Required work: Your answer must consist of one number: how many lines in the records contain "date".

Content starts

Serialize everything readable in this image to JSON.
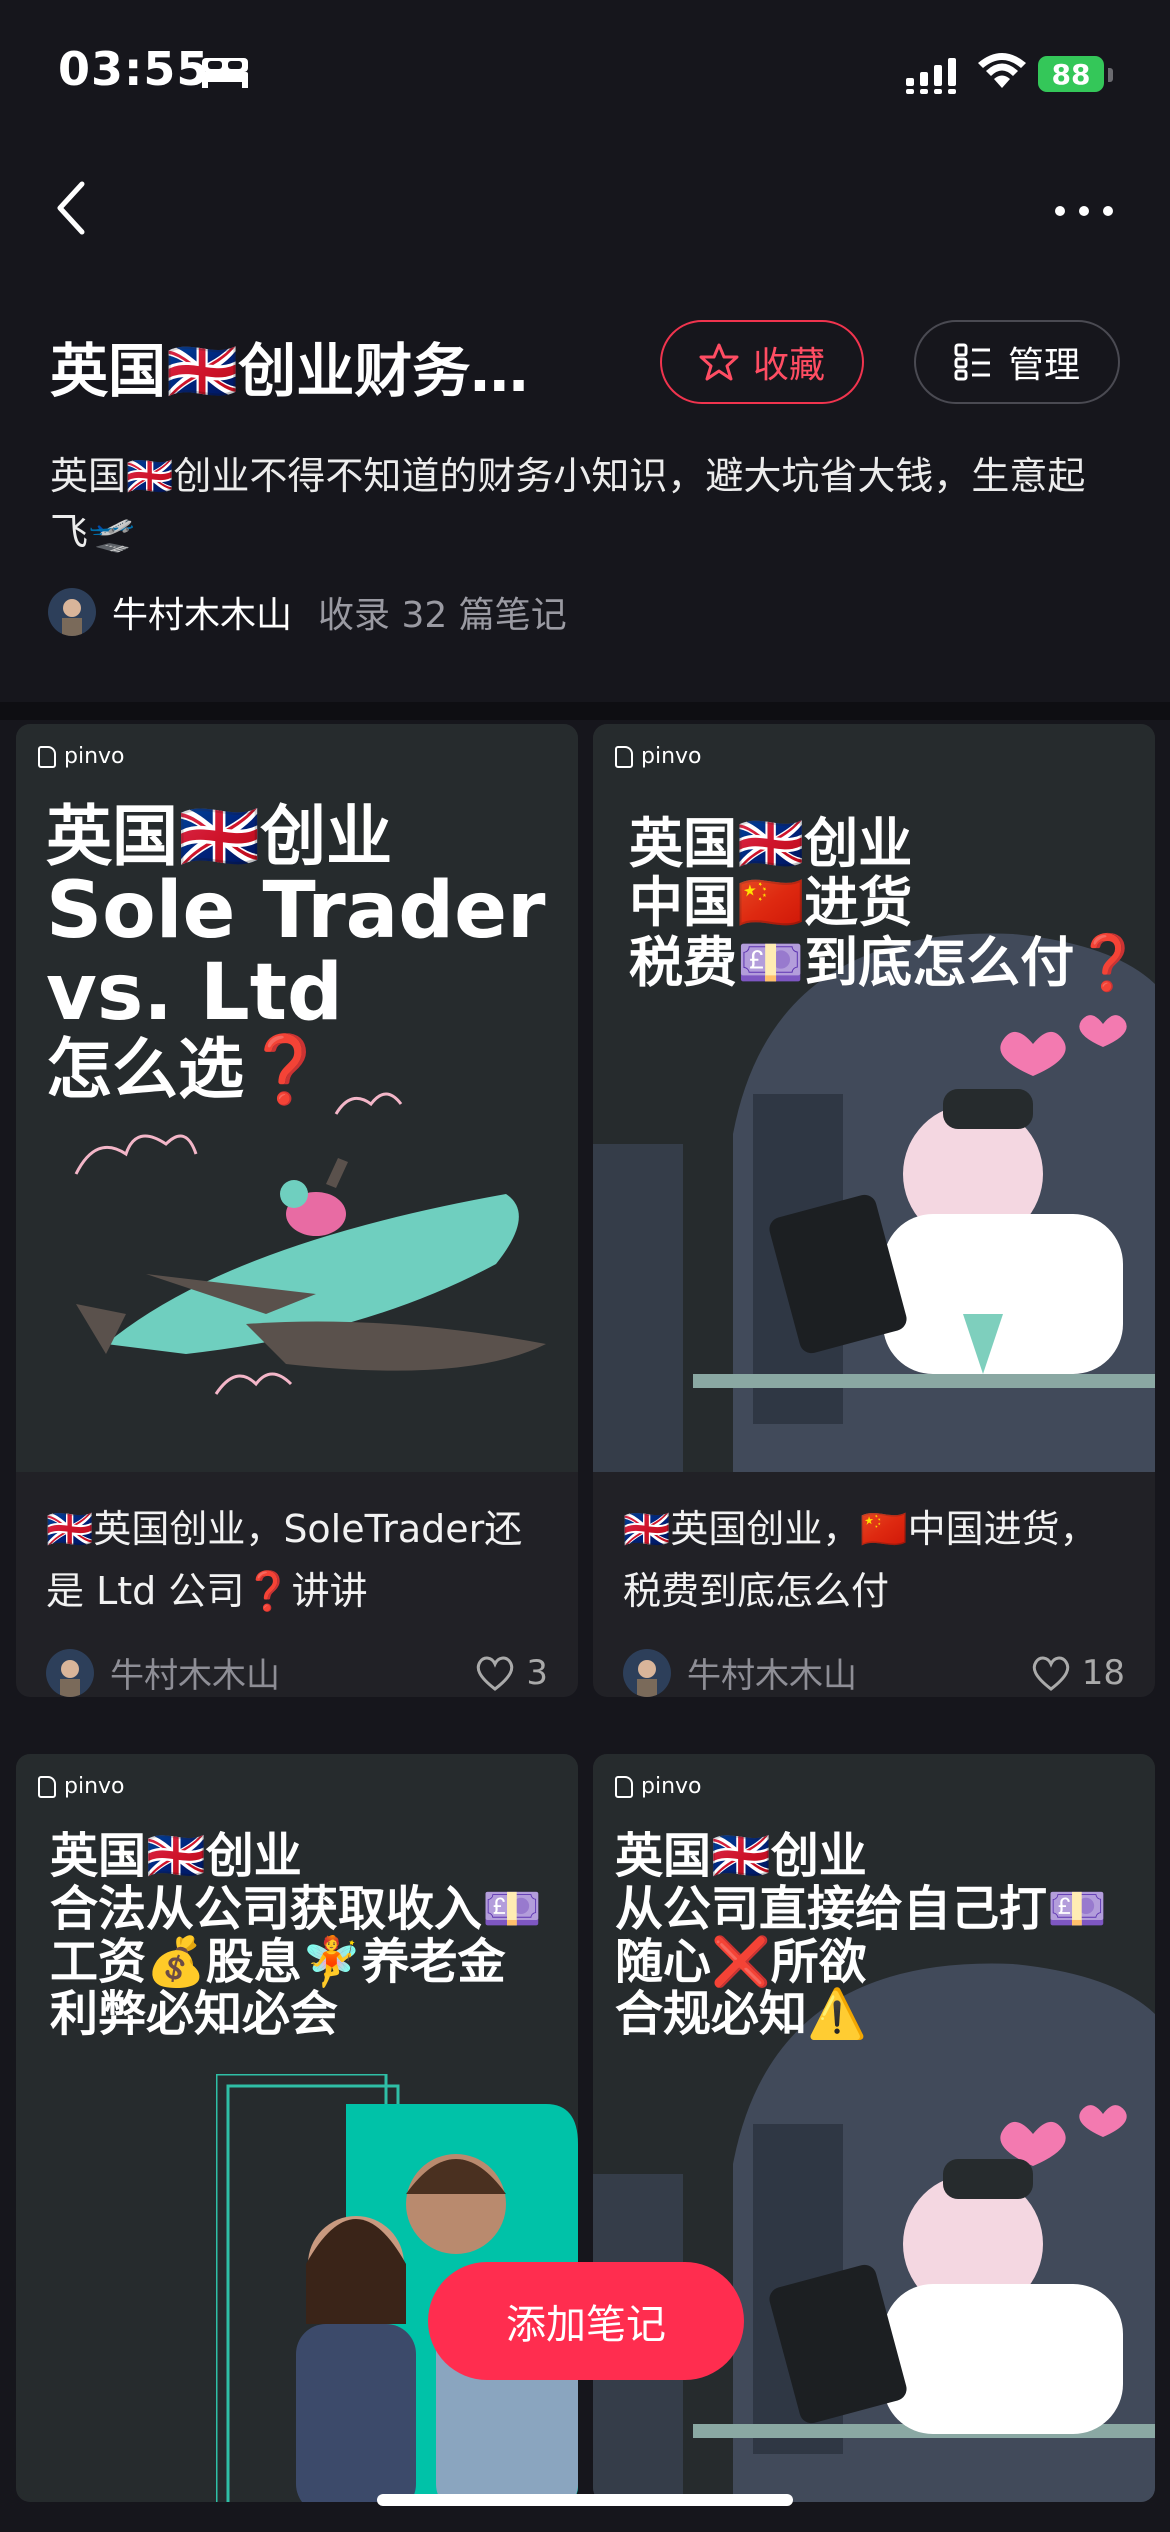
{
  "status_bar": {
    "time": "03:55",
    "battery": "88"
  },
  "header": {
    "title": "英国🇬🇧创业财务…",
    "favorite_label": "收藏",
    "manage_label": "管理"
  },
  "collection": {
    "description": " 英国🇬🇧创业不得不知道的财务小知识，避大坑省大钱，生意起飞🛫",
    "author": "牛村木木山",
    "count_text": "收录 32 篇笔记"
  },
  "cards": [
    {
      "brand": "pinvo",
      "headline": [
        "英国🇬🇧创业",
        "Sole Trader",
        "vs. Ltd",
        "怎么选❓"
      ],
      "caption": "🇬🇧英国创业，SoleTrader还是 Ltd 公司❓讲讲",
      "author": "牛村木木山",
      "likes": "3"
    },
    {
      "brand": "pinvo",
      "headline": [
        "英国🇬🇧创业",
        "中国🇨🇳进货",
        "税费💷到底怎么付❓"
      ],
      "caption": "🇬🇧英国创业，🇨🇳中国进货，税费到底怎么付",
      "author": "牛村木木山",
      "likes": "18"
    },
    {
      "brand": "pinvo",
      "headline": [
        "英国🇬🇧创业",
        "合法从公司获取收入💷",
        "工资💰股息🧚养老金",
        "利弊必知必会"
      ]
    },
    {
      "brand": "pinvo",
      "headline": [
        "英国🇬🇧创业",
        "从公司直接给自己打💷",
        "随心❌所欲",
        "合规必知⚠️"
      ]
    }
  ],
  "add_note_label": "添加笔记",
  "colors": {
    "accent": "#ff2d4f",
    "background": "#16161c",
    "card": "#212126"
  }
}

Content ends
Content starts

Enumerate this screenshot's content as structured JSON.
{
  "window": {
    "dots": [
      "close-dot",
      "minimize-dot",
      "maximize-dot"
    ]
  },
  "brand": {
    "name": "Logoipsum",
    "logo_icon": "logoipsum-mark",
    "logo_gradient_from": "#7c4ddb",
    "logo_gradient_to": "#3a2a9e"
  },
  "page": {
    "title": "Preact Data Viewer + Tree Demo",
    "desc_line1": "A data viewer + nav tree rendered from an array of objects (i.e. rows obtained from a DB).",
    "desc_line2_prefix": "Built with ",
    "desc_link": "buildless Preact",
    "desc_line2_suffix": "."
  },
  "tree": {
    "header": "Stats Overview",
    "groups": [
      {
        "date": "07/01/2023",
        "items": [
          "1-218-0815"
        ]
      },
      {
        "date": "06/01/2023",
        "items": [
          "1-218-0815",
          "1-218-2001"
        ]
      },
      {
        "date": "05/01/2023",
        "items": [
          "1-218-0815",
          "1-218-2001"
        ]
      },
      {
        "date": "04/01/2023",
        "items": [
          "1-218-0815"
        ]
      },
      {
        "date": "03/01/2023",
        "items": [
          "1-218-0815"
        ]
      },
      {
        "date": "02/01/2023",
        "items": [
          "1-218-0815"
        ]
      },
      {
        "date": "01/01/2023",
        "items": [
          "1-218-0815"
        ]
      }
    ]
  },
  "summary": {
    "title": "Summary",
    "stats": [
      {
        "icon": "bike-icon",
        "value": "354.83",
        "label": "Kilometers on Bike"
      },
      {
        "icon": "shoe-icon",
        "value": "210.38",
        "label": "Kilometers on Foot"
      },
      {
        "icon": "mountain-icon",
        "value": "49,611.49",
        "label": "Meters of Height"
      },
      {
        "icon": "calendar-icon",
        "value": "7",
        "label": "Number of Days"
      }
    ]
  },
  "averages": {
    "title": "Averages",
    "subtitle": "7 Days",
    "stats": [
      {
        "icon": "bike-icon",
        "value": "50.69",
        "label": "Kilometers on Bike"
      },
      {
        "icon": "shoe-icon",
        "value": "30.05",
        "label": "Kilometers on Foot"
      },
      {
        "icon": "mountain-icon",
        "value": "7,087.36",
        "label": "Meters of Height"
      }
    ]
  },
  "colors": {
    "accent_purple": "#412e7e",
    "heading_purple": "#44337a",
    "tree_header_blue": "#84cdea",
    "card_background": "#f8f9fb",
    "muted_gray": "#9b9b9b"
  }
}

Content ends
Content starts

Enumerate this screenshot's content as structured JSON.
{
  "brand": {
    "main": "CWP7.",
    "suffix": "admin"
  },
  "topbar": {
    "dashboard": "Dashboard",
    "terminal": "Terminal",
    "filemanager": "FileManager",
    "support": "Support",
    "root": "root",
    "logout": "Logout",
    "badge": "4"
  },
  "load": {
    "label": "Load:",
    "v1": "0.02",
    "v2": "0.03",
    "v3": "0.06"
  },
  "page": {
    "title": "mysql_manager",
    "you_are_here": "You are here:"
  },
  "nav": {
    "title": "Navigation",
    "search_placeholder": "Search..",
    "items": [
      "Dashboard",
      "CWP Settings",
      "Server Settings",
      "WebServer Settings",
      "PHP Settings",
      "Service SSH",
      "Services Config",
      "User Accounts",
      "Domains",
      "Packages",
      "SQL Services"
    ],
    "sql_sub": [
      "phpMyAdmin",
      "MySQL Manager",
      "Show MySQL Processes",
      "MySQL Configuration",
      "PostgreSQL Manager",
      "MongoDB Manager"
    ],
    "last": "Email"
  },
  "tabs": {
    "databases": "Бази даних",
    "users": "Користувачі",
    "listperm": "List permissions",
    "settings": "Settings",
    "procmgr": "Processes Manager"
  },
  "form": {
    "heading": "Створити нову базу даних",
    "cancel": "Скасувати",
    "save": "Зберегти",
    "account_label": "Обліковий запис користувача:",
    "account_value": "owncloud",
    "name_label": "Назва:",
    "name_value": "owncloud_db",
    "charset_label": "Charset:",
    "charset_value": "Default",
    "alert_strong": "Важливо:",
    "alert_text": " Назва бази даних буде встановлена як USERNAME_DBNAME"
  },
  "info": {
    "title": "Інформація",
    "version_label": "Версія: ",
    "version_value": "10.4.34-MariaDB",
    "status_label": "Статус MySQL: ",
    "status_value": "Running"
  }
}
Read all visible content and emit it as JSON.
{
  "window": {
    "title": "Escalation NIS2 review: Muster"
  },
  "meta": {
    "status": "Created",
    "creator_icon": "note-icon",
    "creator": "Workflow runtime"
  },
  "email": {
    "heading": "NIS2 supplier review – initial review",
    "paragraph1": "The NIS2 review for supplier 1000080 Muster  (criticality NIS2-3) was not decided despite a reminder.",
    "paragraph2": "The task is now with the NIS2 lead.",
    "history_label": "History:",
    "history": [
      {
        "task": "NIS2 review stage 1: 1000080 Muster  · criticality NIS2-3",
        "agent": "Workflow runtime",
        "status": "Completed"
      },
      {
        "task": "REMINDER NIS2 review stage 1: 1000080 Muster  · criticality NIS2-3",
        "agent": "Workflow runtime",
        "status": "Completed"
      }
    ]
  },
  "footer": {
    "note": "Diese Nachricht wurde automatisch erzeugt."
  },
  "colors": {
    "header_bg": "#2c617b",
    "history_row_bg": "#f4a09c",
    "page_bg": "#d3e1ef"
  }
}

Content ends

Exercise output: 7